→ Requirement
Show, from the entries below, every line in which "might" appears.

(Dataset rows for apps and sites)

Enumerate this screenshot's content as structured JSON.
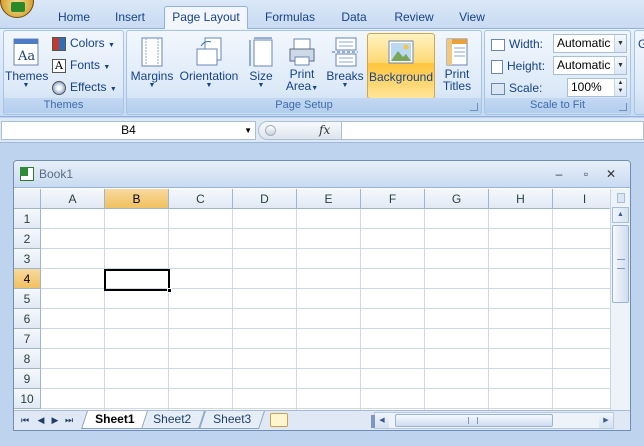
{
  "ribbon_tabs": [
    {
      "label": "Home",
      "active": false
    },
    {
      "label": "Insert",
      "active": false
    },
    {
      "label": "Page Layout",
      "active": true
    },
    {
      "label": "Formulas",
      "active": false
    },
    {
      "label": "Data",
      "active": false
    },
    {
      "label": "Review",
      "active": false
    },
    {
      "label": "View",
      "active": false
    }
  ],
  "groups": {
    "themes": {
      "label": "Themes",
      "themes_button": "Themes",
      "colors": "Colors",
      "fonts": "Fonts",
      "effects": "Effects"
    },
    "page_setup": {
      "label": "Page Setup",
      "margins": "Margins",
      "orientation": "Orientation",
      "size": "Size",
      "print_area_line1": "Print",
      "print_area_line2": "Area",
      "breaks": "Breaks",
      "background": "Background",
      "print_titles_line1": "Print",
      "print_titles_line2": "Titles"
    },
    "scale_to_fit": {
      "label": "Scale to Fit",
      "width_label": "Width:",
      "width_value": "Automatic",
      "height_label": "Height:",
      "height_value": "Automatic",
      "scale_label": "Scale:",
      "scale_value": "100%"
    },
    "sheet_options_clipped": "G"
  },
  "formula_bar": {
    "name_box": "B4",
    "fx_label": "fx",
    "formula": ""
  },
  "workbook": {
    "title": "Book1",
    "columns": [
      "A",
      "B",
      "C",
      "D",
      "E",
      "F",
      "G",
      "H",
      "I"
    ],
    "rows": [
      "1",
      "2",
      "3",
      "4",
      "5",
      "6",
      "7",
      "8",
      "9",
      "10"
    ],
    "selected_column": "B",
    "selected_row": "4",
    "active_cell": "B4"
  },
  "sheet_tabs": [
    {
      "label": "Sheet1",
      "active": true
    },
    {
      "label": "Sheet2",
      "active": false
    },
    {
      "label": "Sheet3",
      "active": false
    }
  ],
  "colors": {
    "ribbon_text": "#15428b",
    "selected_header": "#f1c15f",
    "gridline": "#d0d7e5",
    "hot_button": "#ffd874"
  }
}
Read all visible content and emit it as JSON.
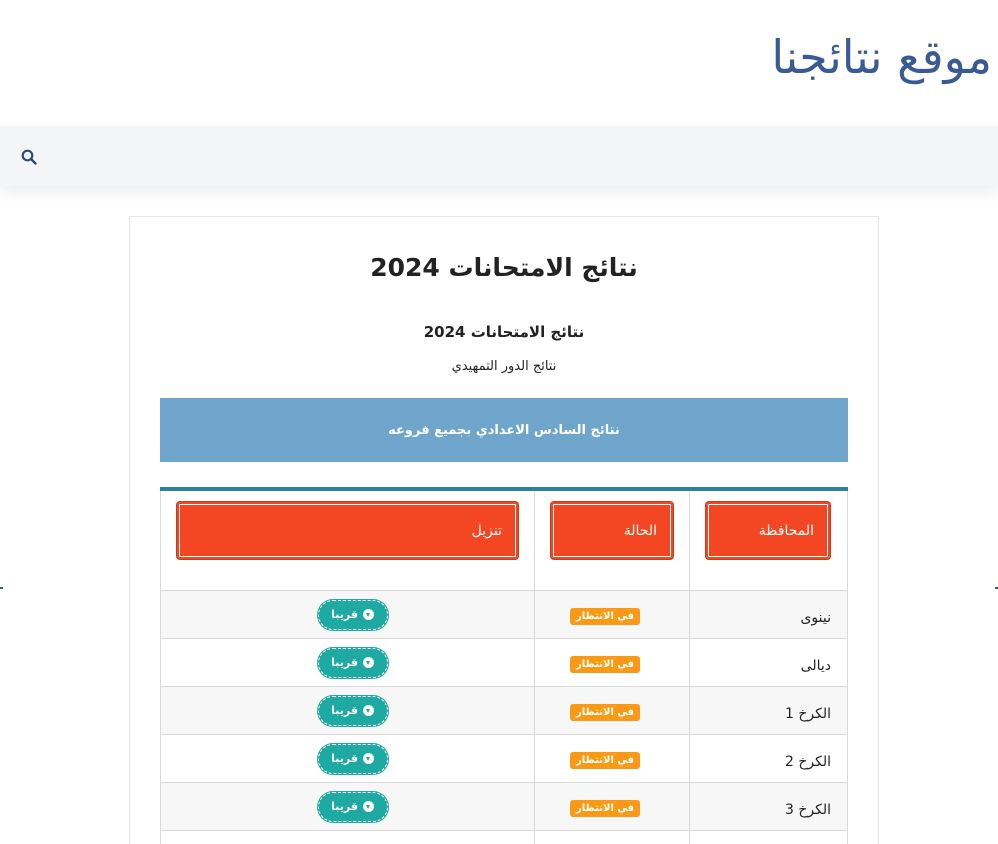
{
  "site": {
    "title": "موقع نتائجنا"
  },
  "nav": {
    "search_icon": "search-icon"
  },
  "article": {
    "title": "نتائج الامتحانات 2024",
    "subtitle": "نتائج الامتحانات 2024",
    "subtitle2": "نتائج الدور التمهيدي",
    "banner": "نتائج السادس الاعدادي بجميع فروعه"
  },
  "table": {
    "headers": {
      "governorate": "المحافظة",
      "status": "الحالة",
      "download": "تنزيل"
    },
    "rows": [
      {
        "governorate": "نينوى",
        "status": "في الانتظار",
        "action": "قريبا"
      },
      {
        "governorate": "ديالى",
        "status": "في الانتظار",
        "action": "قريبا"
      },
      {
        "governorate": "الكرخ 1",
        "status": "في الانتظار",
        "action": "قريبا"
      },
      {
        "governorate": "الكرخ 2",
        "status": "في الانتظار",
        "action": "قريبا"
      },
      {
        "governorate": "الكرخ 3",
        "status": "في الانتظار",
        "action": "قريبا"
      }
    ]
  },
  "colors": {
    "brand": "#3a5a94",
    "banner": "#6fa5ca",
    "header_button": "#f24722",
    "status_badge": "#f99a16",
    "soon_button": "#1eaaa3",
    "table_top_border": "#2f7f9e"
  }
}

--

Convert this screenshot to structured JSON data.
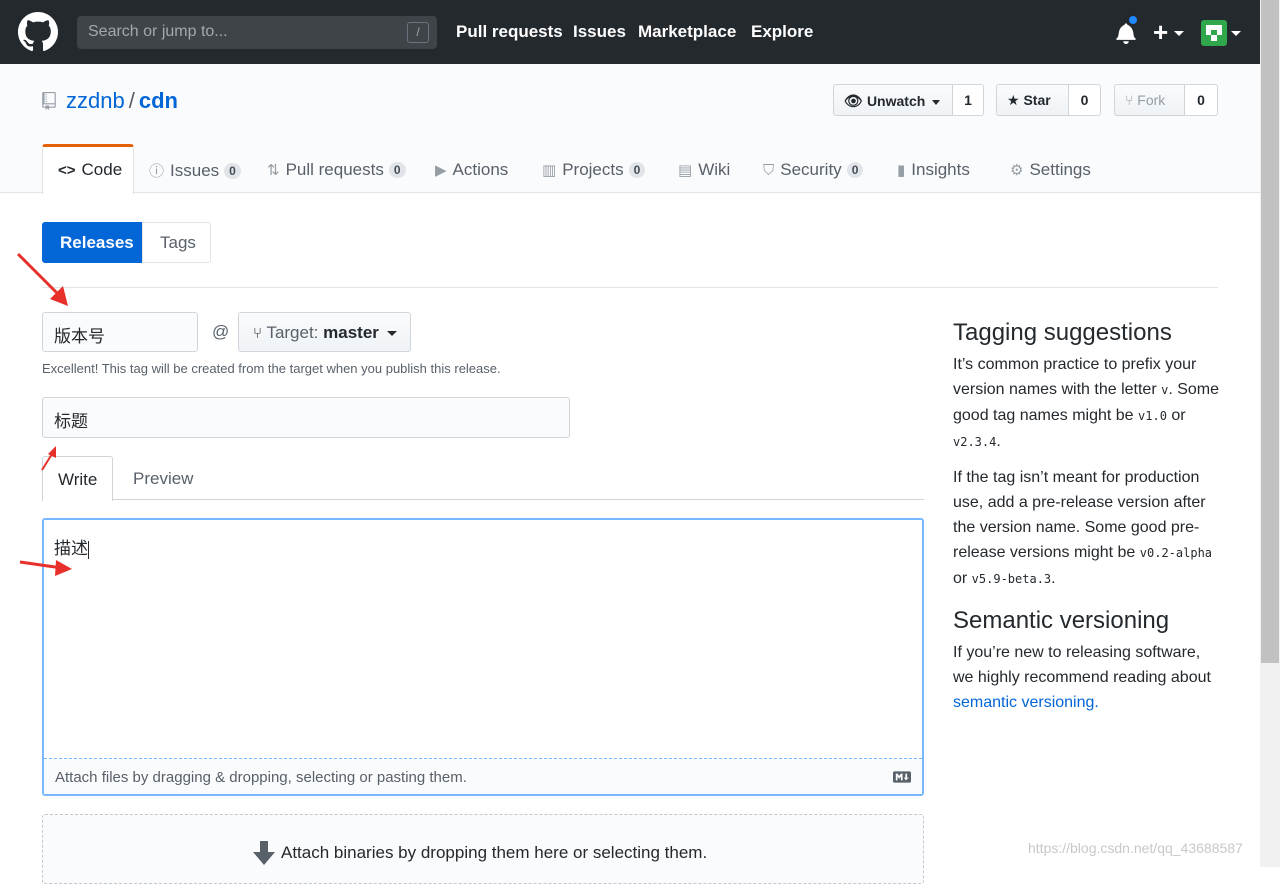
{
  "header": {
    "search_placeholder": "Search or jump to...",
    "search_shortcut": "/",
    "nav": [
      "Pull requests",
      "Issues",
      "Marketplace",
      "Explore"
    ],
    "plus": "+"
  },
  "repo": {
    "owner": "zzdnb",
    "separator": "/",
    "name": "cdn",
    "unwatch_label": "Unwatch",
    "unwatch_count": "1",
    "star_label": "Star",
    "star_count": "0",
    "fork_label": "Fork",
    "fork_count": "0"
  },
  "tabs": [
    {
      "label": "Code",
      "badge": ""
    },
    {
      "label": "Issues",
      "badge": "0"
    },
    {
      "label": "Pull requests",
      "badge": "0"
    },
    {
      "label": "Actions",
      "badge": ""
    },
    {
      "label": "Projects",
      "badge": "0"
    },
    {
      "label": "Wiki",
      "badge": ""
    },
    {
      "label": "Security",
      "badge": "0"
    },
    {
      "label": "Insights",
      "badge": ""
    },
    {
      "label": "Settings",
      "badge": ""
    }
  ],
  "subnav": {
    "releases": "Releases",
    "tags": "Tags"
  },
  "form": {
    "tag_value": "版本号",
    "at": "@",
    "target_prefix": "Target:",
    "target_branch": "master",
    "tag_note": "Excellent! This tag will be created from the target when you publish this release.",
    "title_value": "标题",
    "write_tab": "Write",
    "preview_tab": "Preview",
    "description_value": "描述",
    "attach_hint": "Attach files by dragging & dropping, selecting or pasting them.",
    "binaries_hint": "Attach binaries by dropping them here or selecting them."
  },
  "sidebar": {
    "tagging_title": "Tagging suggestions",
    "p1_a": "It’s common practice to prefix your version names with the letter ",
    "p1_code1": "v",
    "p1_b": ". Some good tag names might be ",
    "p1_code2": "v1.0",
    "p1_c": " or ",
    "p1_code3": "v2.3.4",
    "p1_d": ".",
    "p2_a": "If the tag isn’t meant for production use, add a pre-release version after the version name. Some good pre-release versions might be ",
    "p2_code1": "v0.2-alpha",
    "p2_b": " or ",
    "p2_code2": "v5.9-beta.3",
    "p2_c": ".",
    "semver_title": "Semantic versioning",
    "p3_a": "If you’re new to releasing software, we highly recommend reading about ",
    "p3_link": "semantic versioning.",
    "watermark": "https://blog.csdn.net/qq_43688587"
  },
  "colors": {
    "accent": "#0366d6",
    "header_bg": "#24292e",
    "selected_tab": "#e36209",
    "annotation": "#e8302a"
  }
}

→ Reply
    "p1_b": ". Some good tag names might be ",
    "p2_a": "If the tag isn’t meant for production use, add a pre-release version after the version name. Some good pre-release versions might be ",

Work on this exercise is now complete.